At one point as we were together in the days before the shower, I walked into the living room and all three sisters were curled up in a corner of a couch writing in their journals. I journal. Their mother journals. My grandmother, their great-grandmother, kept a diary until a stroke took away her ability to write. My heart was warmed and delighted to see this legacy passed on from one generation to another.

I am grateful for each and every niece and nephew that God has given me and for the new ones that are their children.

What about your family has brought you joy and pleasure?

Dear Nieces and Nephews, 
Sorry I was unable to include a picture of each of you. 
I ran out of room and pictures that seemed "right" for this post. 
Love you all!
Aunt Dar

Monday, November 4, 2013

The Shepherd Knows

Friday night Sheila Walsh took center stage at the Women of Faith Conference and talked about God's love for broken people. One story that she told touched me deeply.

She had been admitted to the psyche ward of a hospital with severe clinical depression. She didn't get in bed that first night. She took the blanket off the bed, wrapped herself in it, and sat on the floor in the corner of the room. Early in the morning (around 3 or 4 a.m.) she heard someone enter the room. She thought it was someone doing a routine check as they had been since she had arrived. However, this person walked into the room and came toward her until he was standing before her with his toes touching hers. He handed her a stuffed lamb like one you would give a child. He turned and walked toward the door. He stopped as he was about to leave and said to her, "The Shepherd knows where to find you."

I cried.

His words to her were exactly what I needed to hear.

When she said, "The Shepherd knows where to find you," snippets from my past flashed through my mind . . . the story of "The Little Lost Lamb" from a favorite childhood storybook . . . The Parable of the Lost Sheep from Luke 15 . . .  The Good Shepherd of John 10 . . . how the Good Shepherd knows His sheep.
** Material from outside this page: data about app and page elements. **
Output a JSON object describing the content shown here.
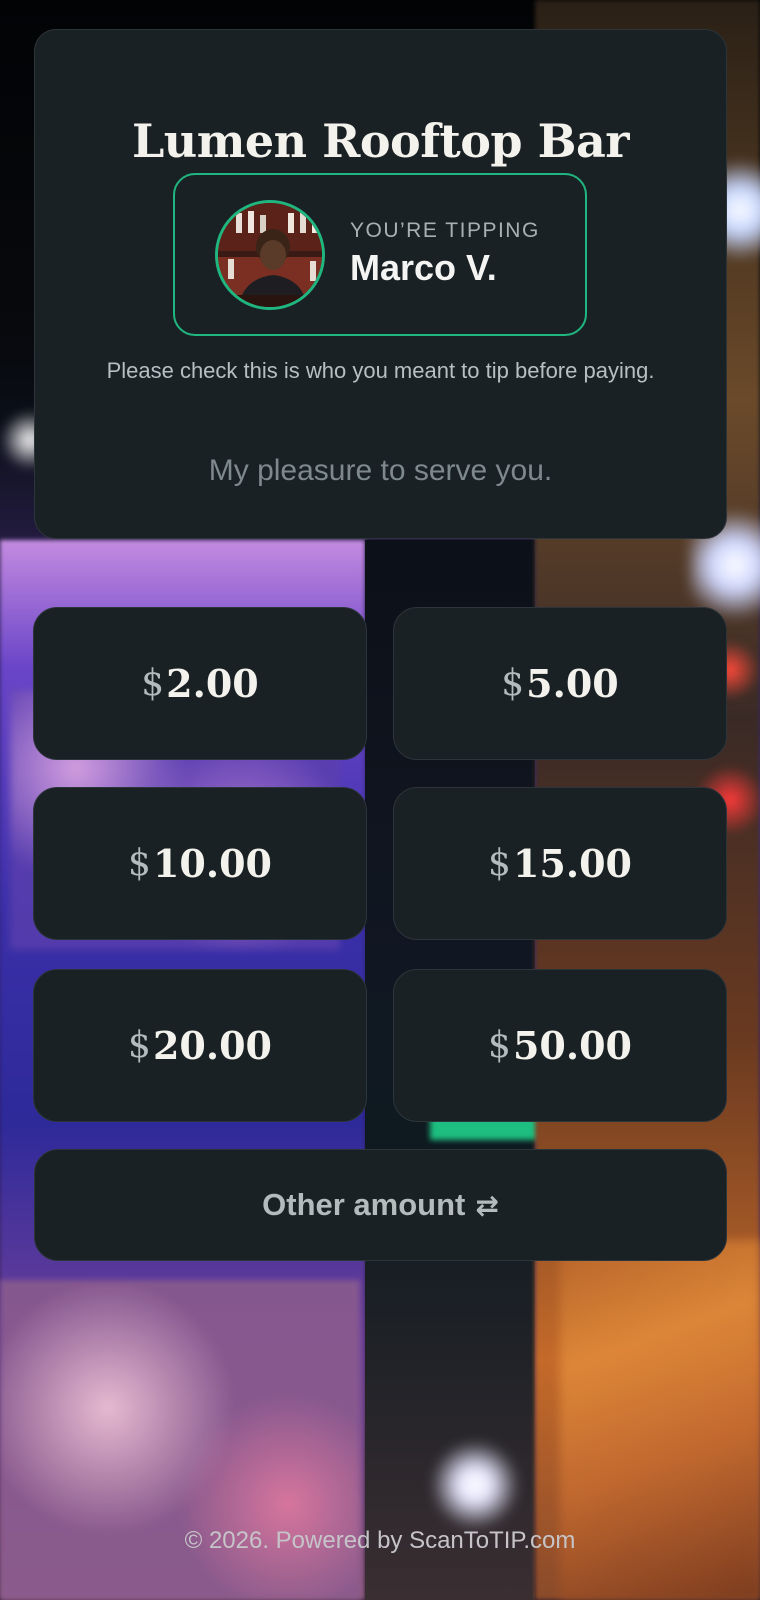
{
  "venue": {
    "name": "Lumen Rooftop Bar"
  },
  "tippee": {
    "label": "YOU’RE TIPPING",
    "name": "Marco V.",
    "avatar_icon": "person-photo",
    "accent": "#1fb67f"
  },
  "notice": {
    "check_text": "Please check this is who you meant to tip before paying.",
    "message": "My pleasure to serve you."
  },
  "tips": {
    "currency": "$",
    "amounts": [
      "2.00",
      "5.00",
      "10.00",
      "15.00",
      "20.00",
      "50.00"
    ]
  },
  "other": {
    "label": "Other amount",
    "icon": "⇄"
  },
  "footer": {
    "text": "© 2026. Powered by ScanToTIP.com"
  }
}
The last few weeks have been stressful and I have been feeling overwhelmed, alone, and lost in some big decisions that need to be made. I have been feeling like the little lost sheep. When she said, "The Shepherd knows where to find you," an overwhelming sense of the presence of God and His profound love flooded over me.

Friday, November 1, 2013

Five Minute Friday: Grace

On Fridays we gather to write about one word for 5 minutes . . .

Ready . . . set . . . write. . .

I remember sitting in a room with two other people. Two of us had failed. We had failed each other. We had failed those we loved. We had failed God. We had failed. The third person in the room who could have been harsh and exacting, showed grace. He met us with love and grace and instead of punishing or making us feel like failures, he showed us grace. He encouraged us. He gave us hope.

He said, "Give this time and one day perhaps you will be an example of God's grace." I clung to those hope giving words and I learned a great lesson of what it meant to have grace extended to me. That human extension of grace gave me a greater understanding of what God's grace is like . . . a gift we don't deserve, but that He gives anyway.

As the old hymn says, "wonderful, marvelous, matchless grace, freely bestowed on all who believe . . . "